In Nook and AOL Wins, a Kinder, Gentler Activist Emerges (Update 1)
NEW YORK (TheStreet) -- Carl Icahn and the old guard of corporate raiders may still prefer the second hand of a watch to the calendar as the primary mechanism for plotting investments, but it's a more deliberate type of activist fund that is walking away with big profits in targeting of stock market laggards.
Roughly ten years into a gradual decline of their respective dial-up internet and bookselling businesses, AOL(AOL) and Barnes & Noble(BKS) are surging in 2012. Microsoft(MSFT) has played a major role in both cases, buying AOL's patent portfolio -- which may give AOL the cash it needs to shift course, and creating a joint venture with Barnes & Noble's to spin off the Nook E-reader -- which may provide Barnes & Noble with the partner it needs to survive in the intensely competitive E-reader and tablet war.
|A kinder, gentler activist helps turns Barnes & Noble into a page-turner in 2012.|
And at first glance, the 35%-plus share gains of AOL and Barnes & Noble in 2012 show that companies can be pushed to accelerate strategy changes by monetizing assets in coordination with a deep-pocketed partner.
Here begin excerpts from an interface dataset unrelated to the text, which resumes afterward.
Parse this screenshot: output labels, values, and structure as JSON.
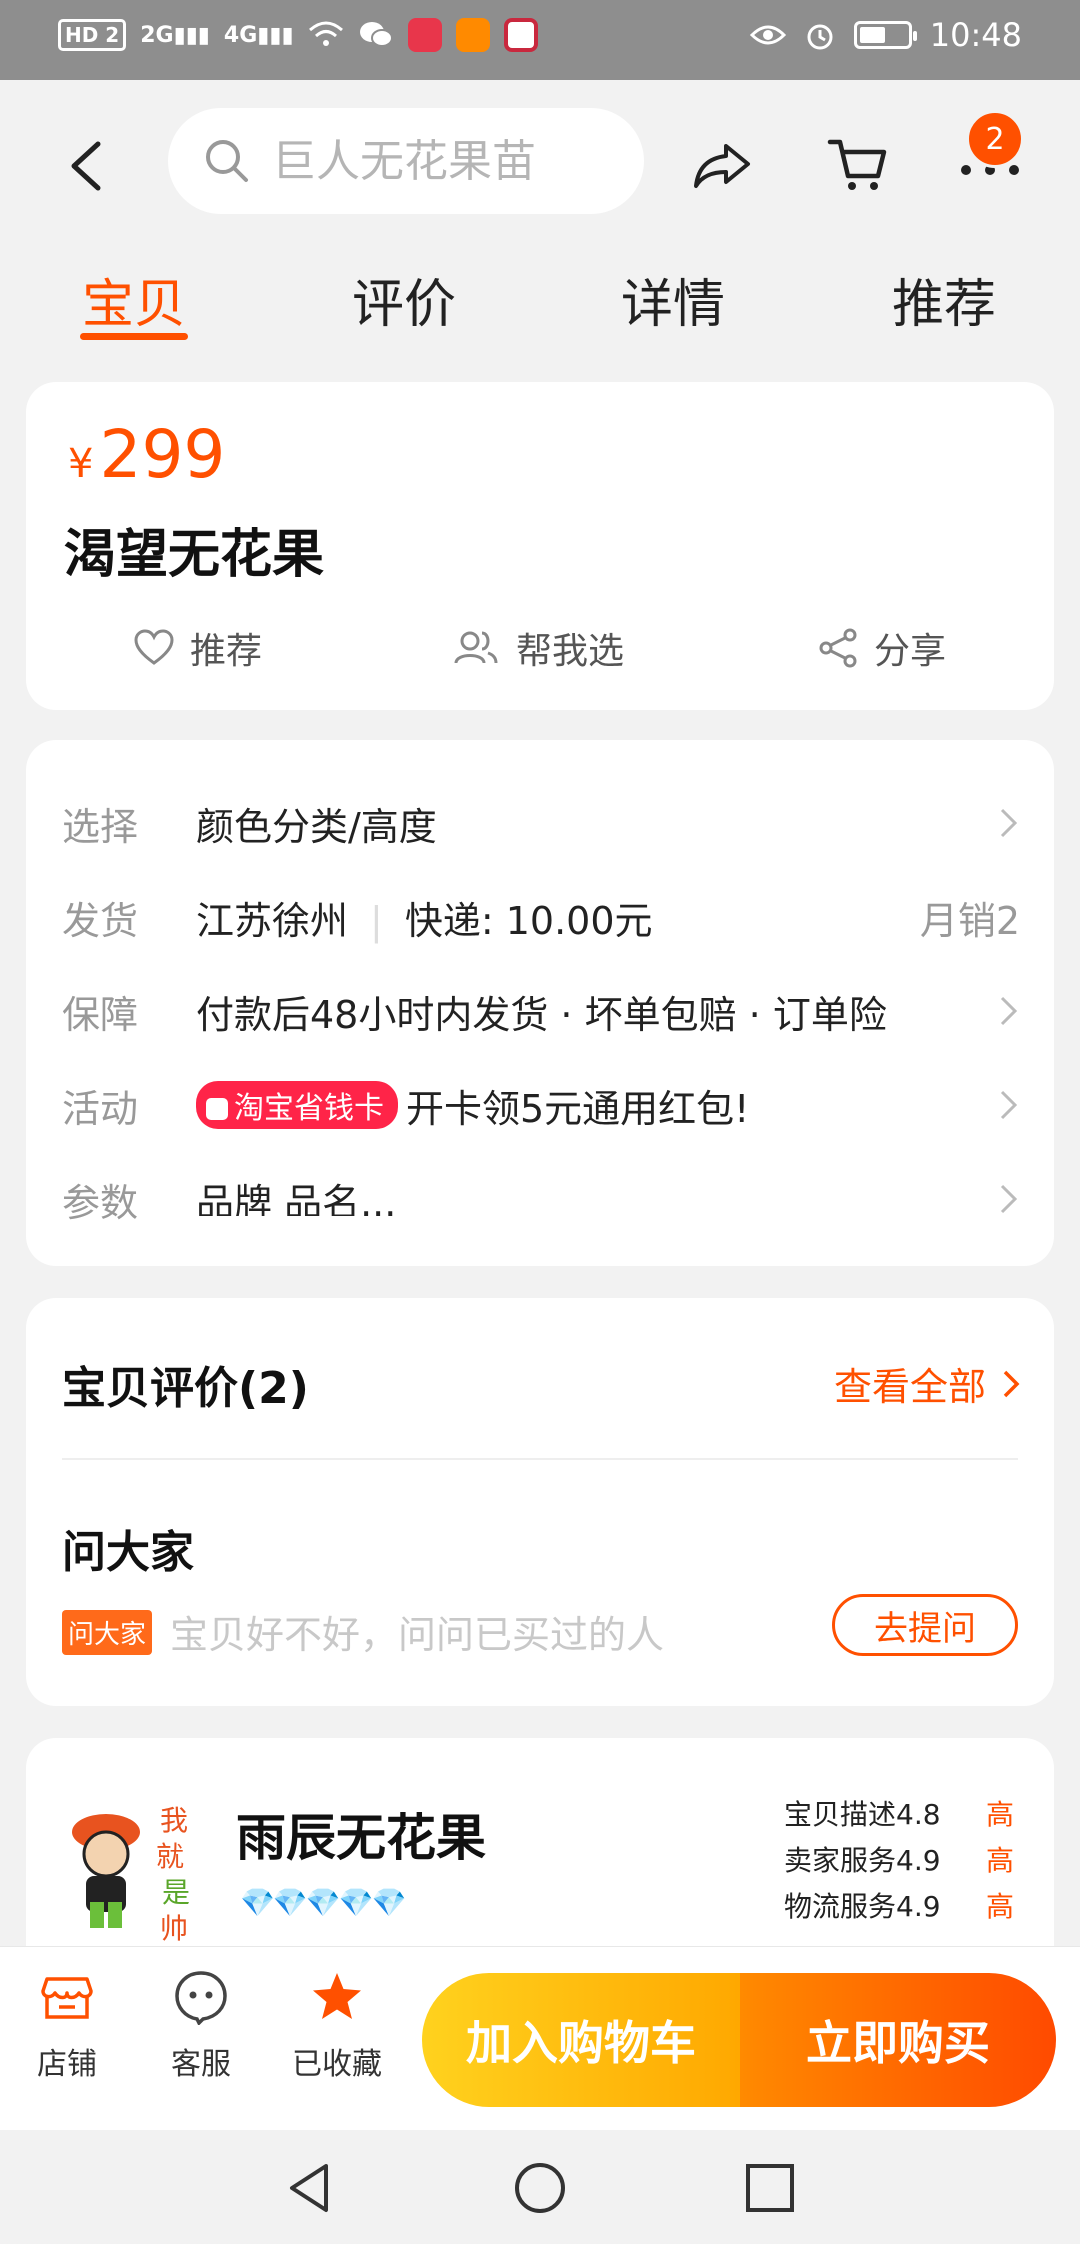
{
  "status_bar": {
    "network": "HD 2",
    "signal1": "2G",
    "signal2": "4G",
    "time": "10:48"
  },
  "header": {
    "search_placeholder": "巨人无花果苗",
    "cart_badge": "2"
  },
  "tabs": [
    "宝贝",
    "评价",
    "详情",
    "推荐"
  ],
  "product": {
    "currency": "¥",
    "price": "299",
    "title": "渴望无花果",
    "actions": {
      "recommend": "推荐",
      "help_choose": "帮我选",
      "share": "分享"
    }
  },
  "specs": {
    "select_label": "选择",
    "select_value": "颜色分类/高度",
    "ship_label": "发货",
    "ship_from": "江苏徐州",
    "ship_fee": "快递: 10.00元",
    "monthly_sales": "月销2",
    "guarantee_label": "保障",
    "guarantee_value": "付款后48小时内发货 · 坏单包赔 · 订单险",
    "promo_label": "活动",
    "promo_tag": "淘宝省钱卡",
    "promo_text": "开卡领5元通用红包!",
    "params_label": "参数",
    "params_value": "品牌 品名..."
  },
  "reviews": {
    "title": "宝贝评价(2)",
    "view_all": "查看全部",
    "ask_title": "问大家",
    "ask_tag": "问大家",
    "ask_hint": "宝贝好不好，问问已买过的人",
    "ask_button": "去提问"
  },
  "store": {
    "logo_text": "我就是帅",
    "name": "雨辰无花果",
    "diamonds": "💎💎💎💎💎",
    "scores": [
      {
        "label": "宝贝描述4.8",
        "level": "高"
      },
      {
        "label": "卖家服务4.9",
        "level": "高"
      },
      {
        "label": "物流服务4.9",
        "level": "高"
      }
    ]
  },
  "bottom_bar": {
    "shop": "店铺",
    "service": "客服",
    "favorited": "已收藏",
    "add_to_cart": "加入购物车",
    "buy_now": "立即购买"
  },
  "colors": {
    "accent": "#ff5000",
    "cart_gradient": [
      "#ffd21e",
      "#ffa800"
    ],
    "buy_gradient": [
      "#ff8a00",
      "#ff4a00"
    ]
  }
}
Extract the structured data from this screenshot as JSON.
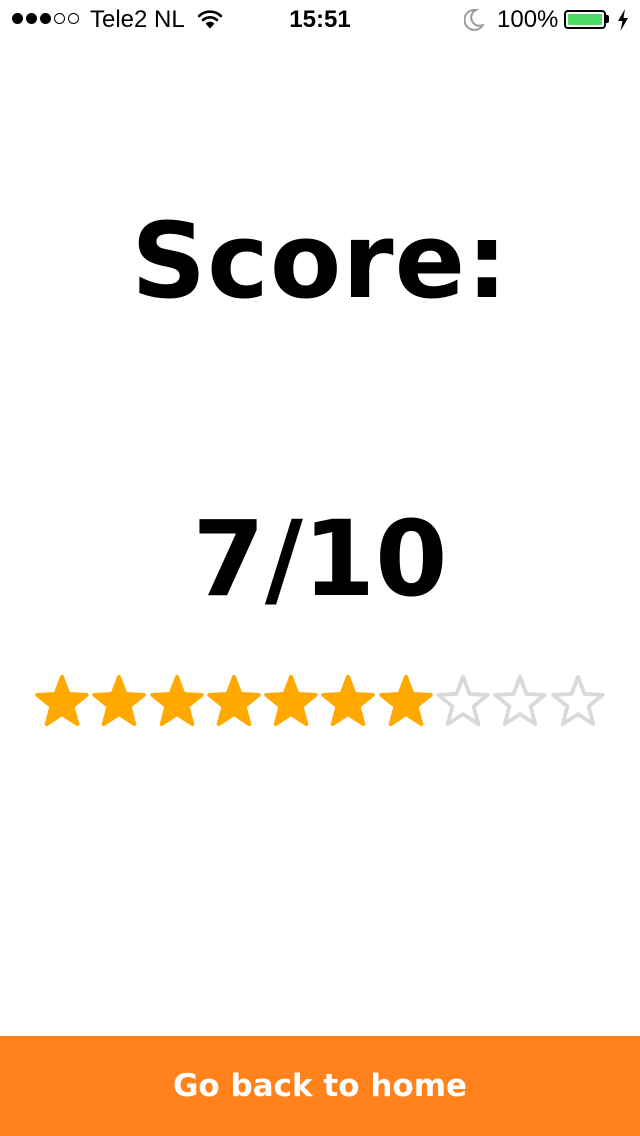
{
  "status_bar": {
    "signal_dots": [
      true,
      true,
      true,
      false,
      false
    ],
    "carrier": "Tele2 NL",
    "time": "15:51",
    "battery_percent": "100%",
    "battery_level": 1.0,
    "icons": [
      "signal-dots-icon",
      "wifi-icon",
      "moon-icon",
      "battery-icon",
      "charging-bolt-icon"
    ]
  },
  "result": {
    "title": "Score:",
    "score_text": "7/10",
    "rating": {
      "value": 7,
      "max": 10
    }
  },
  "actions": {
    "home_label": "Go back to home"
  },
  "colors": {
    "star_filled": "#ffa800",
    "star_empty": "#d9d9d9",
    "button_bg": "#ff821c",
    "button_text": "#ffffff",
    "battery_fill": "#4cd964"
  }
}
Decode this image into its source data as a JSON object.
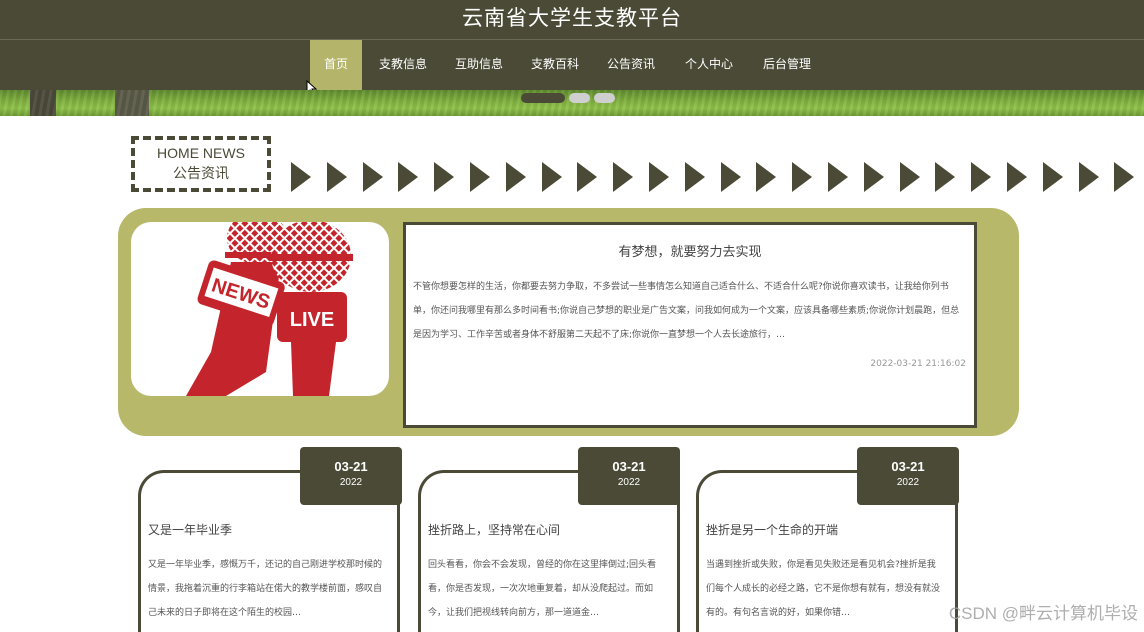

However, it is the emergence of large activist investors Starboard Value and Jana Partners behind the scenes of these stock market turnaround stories -- companies that had seemingly lost Web-battles to more adept technology giants like Google(GOOG) , Apple(AMZN) and Amazon(AMZN) -- that offers a larger lesson in how investors identify and plan stakes in low-priced companies requiring radical change.